Of course. Why not stay fictional when specificity might move fewer hoodies?

Then again, this is a team that in its 70 years has played home games in Philadelphia (the Arena, the Civic Center, Lincoln High School and Convention Hall), Hershey and Bethlehem PA, Atlantic City, Trenton, Collingswood and Camden NJ, and Saratoga Springs NY . . .

(a moment’s rest here to catch our breaths)

. . . and then after moving west in 1962, the Cow Palace, San Francisco Civic Auditorium and USF’s Memorial Gym, the Oakland Auditorium, San Jose Civic Auditorium, San Jose Arena, Richmond Auditorium, then Sacramento, Bakersfield, Fresno, San Diego, Eugene, Seattle, Phoenix and Salt Lake City.

In fact, and you can swindle the gullible at your neighborhood tavern with this one, the Warriors’ first game in San Francisco occurred almost three years before the team left Philadelphia. The Warriors played the visitors to the Minneapolis Lakers, who moved to Los Angeles a year later and had already played a regular season game at the Cow Palace earlier in the year, so this game, January 31, 1960, could have been considered a civic scouting trip for both teams as they sought new homes.

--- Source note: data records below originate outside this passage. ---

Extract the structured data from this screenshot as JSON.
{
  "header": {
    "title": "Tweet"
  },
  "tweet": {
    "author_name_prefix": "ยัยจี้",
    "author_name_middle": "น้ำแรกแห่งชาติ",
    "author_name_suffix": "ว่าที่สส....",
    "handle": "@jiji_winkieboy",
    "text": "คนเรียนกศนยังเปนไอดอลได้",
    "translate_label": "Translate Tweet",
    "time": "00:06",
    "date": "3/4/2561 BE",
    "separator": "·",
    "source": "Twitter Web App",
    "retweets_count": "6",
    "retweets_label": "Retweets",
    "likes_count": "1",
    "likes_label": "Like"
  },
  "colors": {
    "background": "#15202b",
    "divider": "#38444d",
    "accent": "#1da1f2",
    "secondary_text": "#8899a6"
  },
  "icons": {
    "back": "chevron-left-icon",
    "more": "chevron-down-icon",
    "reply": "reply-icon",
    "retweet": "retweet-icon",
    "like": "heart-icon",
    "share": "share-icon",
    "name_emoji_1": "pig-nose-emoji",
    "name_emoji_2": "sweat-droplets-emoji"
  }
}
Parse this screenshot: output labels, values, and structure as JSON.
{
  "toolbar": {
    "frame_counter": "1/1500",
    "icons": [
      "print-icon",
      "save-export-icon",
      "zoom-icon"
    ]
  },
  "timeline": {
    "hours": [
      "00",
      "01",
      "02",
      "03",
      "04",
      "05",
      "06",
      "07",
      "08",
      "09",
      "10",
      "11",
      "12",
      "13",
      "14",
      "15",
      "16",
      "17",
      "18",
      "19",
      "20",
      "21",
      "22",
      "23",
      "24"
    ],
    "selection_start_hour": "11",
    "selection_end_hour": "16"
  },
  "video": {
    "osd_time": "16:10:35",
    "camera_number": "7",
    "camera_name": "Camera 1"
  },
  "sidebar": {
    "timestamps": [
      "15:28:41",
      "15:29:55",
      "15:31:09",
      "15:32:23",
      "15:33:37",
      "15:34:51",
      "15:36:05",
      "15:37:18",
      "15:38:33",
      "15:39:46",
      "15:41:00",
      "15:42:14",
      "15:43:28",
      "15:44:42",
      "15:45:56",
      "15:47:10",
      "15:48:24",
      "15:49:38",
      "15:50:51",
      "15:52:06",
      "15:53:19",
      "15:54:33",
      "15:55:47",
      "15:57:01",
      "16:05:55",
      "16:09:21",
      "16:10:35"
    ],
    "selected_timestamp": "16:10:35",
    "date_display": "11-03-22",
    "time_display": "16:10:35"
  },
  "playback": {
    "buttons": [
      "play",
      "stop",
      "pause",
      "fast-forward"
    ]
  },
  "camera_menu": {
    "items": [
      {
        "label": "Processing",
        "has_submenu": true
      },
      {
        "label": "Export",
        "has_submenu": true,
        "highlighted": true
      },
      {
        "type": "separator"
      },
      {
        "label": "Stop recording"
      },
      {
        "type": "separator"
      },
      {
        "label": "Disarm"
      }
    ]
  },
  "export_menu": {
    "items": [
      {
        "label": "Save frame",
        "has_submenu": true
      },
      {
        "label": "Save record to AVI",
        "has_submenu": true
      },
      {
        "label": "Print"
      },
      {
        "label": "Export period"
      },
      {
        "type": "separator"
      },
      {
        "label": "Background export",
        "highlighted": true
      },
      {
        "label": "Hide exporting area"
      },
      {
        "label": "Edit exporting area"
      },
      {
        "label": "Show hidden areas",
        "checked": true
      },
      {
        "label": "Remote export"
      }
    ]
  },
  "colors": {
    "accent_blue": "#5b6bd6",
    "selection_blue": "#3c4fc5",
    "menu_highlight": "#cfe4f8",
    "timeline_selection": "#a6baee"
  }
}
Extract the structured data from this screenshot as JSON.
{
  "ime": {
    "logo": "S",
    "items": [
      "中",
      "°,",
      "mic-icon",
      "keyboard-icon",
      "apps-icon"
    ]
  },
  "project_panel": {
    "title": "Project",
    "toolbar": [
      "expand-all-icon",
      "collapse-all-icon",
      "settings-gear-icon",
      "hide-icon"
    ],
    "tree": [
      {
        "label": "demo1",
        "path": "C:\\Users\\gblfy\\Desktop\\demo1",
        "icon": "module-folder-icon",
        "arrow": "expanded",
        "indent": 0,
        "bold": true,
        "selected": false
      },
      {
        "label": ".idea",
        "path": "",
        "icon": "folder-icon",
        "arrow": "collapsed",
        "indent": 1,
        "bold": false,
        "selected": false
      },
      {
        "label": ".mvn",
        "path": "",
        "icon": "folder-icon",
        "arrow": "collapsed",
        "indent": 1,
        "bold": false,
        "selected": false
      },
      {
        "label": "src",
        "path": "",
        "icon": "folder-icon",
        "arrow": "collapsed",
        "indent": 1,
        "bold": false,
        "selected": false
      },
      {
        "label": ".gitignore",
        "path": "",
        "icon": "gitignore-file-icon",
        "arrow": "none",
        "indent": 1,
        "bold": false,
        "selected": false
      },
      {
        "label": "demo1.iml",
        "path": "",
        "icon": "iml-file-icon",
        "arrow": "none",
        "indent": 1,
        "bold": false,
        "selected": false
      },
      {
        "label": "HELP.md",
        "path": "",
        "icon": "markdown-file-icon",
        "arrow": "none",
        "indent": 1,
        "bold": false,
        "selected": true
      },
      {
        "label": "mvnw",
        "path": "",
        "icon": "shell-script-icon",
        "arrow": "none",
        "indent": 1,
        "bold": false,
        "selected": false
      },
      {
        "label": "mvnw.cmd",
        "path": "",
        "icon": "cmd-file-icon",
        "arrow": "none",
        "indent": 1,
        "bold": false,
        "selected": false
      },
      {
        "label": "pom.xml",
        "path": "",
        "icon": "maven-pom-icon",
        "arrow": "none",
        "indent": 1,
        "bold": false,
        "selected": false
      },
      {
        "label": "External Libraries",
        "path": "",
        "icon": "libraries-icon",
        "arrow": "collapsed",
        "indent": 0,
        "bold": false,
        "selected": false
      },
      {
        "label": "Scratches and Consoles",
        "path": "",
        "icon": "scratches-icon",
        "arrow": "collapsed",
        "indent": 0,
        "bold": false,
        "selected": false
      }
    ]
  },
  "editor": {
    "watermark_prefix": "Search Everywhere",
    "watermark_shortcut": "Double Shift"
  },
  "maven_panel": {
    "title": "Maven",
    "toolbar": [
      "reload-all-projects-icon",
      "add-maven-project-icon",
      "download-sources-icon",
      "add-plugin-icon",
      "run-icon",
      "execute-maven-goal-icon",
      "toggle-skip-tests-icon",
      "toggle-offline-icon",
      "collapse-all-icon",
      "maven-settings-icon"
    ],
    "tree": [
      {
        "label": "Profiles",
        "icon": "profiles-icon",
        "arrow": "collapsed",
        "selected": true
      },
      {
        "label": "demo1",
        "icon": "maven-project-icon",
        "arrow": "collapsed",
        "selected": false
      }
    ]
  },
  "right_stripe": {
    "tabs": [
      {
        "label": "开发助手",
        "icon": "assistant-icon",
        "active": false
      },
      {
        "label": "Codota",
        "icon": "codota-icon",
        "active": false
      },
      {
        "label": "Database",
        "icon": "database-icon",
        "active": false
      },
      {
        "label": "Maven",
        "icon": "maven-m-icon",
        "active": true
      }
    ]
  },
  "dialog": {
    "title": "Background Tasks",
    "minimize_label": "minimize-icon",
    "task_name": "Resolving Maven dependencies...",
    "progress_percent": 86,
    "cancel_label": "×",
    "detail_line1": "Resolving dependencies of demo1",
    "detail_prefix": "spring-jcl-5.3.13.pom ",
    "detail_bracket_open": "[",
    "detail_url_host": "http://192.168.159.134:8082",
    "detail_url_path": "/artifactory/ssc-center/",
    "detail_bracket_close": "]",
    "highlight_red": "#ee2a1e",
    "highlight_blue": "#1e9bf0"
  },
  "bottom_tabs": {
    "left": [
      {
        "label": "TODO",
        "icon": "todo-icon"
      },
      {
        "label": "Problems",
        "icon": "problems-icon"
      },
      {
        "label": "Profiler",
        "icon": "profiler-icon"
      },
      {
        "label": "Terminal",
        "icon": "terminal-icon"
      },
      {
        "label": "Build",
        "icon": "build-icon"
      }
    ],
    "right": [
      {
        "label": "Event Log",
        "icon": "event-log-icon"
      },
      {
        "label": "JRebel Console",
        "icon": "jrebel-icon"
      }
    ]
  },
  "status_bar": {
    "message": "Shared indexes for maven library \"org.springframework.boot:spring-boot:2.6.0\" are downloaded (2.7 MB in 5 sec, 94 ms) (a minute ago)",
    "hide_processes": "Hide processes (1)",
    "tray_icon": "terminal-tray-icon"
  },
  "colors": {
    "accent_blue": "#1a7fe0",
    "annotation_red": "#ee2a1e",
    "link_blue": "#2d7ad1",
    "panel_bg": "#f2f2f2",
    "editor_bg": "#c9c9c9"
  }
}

In other words, the Warriors are almost surely the most geographically vague team in the history of North American sports. Moreover, they are about to become the first team in sports history to go home for the third time under three different city names – Philadelphia, San Francisco and Krypton, or whatever the hell they want to call themselves this time.